• **Task data**:
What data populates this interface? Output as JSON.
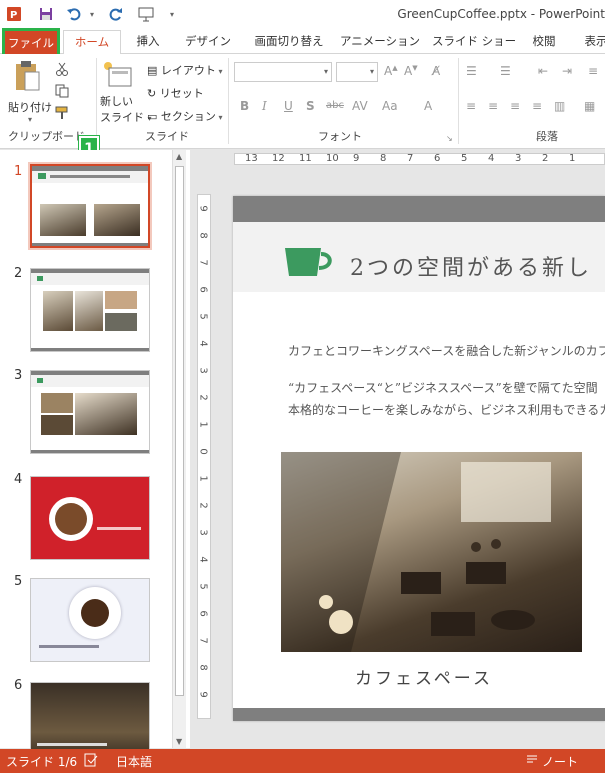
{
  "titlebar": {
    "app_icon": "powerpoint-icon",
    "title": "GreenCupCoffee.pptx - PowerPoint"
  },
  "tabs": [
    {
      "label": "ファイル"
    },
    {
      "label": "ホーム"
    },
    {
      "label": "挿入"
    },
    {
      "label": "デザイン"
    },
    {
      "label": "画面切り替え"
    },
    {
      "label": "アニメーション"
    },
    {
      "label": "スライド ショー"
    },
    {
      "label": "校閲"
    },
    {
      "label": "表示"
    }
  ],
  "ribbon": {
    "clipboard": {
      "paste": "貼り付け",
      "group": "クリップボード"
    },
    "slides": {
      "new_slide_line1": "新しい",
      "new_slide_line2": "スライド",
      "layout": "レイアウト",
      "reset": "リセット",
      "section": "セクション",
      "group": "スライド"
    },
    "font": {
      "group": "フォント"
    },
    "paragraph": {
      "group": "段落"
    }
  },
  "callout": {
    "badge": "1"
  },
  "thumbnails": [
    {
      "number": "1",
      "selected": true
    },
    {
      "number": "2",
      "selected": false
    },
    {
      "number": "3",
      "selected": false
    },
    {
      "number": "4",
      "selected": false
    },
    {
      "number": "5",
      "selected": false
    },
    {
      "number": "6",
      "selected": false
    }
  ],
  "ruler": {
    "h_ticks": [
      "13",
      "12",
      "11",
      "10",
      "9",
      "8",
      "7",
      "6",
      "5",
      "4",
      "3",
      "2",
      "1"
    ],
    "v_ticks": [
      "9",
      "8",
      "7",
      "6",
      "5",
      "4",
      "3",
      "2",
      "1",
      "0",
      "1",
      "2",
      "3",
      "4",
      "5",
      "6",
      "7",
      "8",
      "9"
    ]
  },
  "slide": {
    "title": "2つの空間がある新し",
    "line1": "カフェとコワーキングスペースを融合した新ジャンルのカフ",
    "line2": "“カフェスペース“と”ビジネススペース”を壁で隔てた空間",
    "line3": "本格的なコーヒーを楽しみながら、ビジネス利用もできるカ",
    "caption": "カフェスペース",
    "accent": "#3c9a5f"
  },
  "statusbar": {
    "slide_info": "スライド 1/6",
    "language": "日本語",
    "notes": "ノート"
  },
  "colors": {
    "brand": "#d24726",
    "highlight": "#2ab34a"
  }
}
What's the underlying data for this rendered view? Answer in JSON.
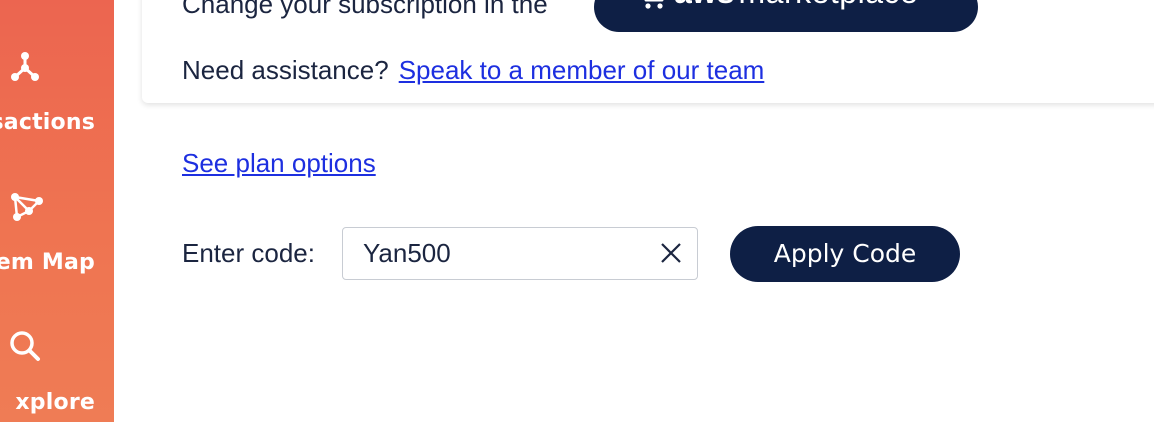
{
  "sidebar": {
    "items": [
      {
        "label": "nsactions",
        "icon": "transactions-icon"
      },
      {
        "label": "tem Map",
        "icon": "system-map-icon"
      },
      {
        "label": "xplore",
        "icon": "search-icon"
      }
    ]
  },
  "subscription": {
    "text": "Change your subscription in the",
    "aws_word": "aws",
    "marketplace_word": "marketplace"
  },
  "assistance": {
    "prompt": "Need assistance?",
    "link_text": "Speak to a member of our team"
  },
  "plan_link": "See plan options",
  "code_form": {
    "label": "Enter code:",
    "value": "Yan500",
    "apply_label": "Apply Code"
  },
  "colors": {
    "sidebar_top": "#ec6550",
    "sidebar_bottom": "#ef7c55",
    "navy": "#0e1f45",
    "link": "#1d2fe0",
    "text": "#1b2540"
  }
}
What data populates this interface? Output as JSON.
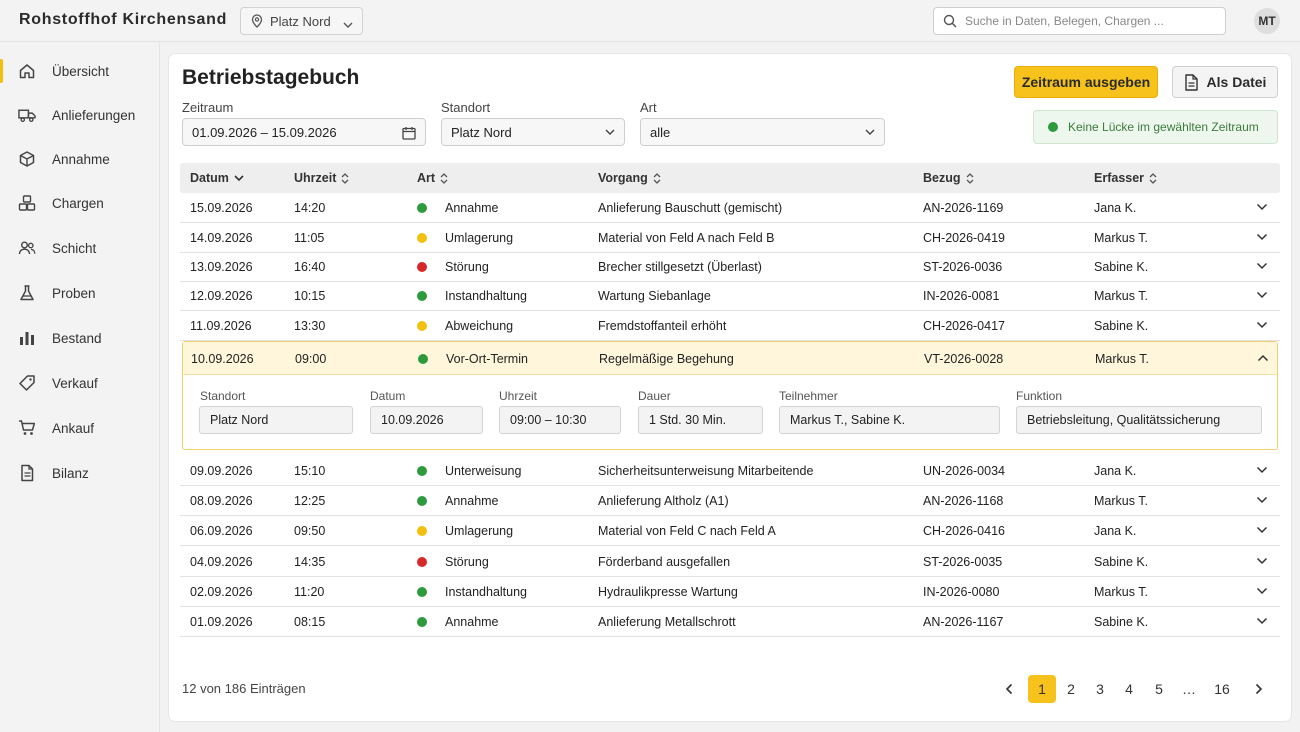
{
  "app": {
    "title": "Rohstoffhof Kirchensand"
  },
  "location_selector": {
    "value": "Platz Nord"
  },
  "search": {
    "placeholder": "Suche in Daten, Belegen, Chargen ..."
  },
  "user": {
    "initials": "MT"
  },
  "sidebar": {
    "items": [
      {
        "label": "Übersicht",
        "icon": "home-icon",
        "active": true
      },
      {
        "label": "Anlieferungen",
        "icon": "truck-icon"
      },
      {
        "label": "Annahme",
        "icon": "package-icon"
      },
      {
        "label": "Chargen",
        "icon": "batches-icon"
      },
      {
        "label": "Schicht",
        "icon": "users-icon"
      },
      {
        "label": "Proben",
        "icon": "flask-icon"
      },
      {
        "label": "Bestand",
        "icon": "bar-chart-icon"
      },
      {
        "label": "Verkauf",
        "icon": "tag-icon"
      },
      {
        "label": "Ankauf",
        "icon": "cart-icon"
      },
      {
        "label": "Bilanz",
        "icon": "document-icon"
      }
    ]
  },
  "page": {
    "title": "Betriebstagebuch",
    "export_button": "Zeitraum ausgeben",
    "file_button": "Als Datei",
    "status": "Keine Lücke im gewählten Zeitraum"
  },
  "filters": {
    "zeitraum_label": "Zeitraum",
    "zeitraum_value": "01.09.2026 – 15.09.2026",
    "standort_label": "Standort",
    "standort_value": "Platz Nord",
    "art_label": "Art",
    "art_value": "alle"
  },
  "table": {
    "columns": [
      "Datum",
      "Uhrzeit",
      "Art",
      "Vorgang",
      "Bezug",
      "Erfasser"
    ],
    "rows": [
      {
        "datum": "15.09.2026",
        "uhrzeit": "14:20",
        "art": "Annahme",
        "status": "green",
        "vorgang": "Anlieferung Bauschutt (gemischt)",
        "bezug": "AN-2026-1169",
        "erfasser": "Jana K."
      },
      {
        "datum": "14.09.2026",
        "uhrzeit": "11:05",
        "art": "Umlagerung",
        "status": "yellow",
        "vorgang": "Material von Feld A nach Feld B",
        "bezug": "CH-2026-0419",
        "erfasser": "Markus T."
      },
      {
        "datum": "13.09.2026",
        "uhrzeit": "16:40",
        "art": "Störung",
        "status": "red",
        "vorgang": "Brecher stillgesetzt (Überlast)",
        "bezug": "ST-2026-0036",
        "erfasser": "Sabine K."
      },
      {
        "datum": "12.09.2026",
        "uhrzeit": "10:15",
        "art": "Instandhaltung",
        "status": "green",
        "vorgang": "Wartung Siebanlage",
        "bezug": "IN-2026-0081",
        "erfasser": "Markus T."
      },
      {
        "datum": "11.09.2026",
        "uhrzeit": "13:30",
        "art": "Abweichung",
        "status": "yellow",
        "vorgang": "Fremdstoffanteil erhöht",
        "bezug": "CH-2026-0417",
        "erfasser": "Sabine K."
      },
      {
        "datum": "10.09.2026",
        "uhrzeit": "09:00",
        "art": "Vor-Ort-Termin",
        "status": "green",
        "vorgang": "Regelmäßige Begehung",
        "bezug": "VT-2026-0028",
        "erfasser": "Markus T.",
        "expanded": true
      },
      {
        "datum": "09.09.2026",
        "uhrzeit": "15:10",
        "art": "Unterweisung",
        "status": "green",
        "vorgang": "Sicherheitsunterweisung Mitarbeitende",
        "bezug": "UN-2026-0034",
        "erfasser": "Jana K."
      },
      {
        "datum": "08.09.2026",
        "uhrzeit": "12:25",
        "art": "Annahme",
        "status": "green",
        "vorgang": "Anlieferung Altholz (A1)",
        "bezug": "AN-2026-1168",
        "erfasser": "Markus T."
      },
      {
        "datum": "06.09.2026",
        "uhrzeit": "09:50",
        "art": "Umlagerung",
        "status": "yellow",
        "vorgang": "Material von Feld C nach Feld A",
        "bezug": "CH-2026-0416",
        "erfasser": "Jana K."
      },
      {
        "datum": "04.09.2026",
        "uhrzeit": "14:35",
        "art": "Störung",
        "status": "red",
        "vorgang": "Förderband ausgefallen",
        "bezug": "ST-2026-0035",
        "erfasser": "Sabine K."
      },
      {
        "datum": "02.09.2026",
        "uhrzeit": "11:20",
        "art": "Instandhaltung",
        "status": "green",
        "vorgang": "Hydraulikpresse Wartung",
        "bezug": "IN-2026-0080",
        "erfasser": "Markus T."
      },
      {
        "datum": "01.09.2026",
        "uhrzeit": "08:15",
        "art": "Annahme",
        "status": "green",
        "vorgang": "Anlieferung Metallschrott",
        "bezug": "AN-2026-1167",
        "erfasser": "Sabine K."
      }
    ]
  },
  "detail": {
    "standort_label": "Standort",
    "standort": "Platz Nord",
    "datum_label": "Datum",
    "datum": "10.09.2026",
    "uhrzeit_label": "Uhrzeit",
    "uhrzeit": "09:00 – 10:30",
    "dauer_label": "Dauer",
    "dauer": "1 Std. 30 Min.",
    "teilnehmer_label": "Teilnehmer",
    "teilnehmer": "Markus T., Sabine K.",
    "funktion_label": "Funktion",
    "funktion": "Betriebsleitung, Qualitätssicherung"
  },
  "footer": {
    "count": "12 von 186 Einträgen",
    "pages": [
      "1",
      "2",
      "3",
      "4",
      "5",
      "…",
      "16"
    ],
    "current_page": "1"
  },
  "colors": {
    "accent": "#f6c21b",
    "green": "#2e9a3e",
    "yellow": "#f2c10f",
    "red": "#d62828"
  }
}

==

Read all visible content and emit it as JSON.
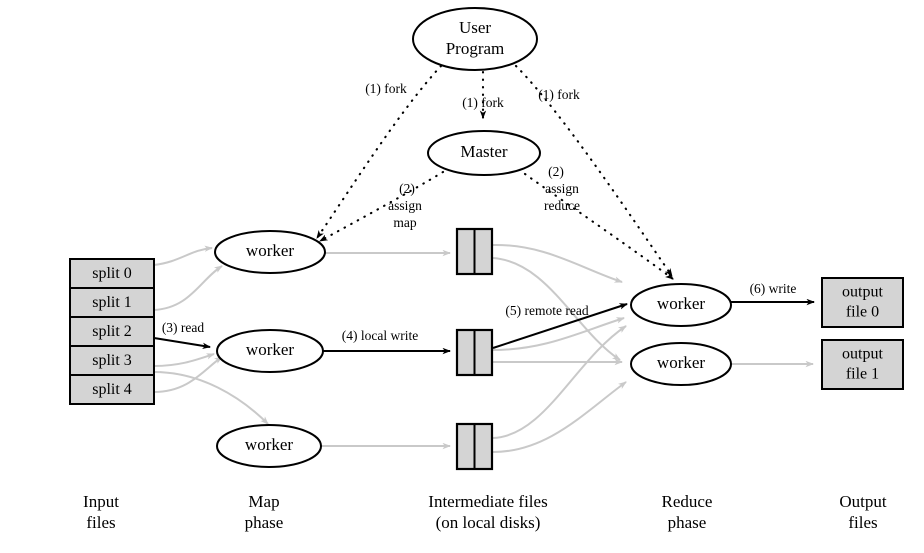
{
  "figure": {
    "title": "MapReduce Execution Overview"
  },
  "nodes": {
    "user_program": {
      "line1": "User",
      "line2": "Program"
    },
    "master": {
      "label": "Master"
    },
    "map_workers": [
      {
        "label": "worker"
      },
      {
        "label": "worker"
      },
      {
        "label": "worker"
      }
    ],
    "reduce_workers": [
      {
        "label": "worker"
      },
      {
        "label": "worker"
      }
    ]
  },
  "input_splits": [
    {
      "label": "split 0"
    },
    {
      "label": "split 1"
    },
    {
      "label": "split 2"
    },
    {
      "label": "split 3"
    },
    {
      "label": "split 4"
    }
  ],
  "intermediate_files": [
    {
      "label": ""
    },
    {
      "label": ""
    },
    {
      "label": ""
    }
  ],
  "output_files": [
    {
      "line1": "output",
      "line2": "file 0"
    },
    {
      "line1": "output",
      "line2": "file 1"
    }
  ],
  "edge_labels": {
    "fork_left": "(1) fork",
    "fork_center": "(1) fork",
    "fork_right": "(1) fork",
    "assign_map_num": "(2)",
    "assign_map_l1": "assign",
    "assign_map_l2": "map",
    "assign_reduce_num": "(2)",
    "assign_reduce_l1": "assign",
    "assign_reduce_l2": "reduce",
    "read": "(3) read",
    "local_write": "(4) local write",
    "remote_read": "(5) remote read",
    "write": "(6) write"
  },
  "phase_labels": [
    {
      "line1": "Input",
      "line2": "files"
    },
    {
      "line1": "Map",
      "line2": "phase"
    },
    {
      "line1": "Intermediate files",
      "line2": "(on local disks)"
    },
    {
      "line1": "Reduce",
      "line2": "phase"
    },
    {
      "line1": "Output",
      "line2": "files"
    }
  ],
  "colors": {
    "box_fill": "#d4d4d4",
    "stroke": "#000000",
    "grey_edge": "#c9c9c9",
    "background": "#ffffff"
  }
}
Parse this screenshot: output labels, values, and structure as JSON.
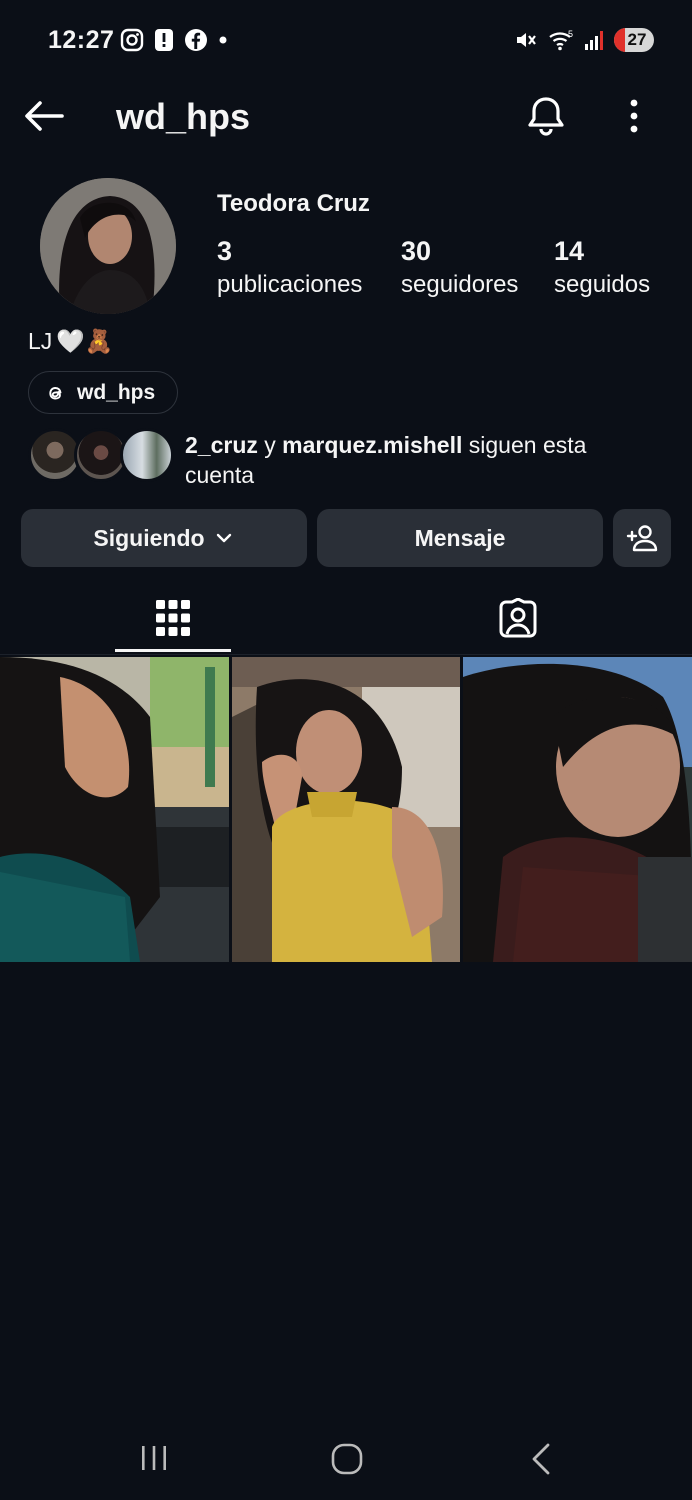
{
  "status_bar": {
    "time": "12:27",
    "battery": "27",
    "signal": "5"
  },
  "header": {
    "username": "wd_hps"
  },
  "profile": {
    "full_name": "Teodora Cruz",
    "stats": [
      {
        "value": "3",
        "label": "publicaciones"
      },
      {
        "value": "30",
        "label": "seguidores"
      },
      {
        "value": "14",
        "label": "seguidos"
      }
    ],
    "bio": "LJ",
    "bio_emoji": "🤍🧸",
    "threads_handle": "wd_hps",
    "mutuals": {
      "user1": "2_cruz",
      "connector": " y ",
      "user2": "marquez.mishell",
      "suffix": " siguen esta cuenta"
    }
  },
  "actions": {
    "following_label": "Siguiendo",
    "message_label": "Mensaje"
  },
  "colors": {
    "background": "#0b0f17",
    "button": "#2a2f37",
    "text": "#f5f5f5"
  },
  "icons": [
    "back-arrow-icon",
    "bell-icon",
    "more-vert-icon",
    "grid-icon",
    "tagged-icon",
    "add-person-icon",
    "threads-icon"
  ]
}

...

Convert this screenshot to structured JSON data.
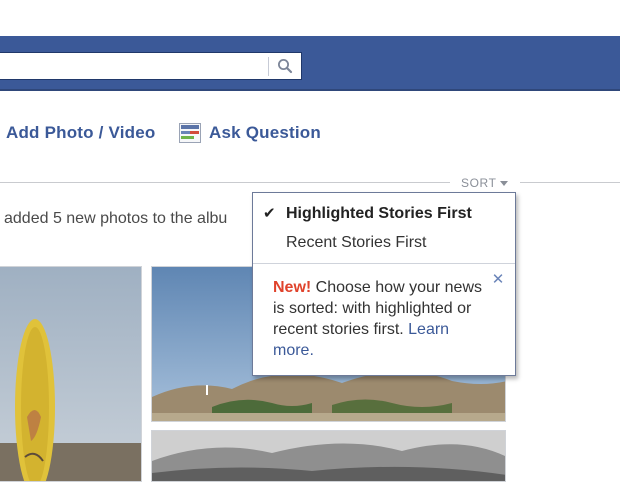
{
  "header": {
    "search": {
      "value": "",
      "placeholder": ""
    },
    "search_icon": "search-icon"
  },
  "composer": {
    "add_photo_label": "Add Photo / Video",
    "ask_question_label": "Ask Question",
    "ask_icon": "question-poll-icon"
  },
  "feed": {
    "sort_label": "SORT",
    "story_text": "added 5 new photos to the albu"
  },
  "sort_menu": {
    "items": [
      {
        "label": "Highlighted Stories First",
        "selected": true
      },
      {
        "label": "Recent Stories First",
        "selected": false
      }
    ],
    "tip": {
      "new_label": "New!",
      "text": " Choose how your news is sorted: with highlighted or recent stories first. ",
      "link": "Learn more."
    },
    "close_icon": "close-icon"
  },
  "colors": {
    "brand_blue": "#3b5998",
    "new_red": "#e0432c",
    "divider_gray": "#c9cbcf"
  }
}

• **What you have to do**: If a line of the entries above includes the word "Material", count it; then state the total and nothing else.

• **Response area**: 2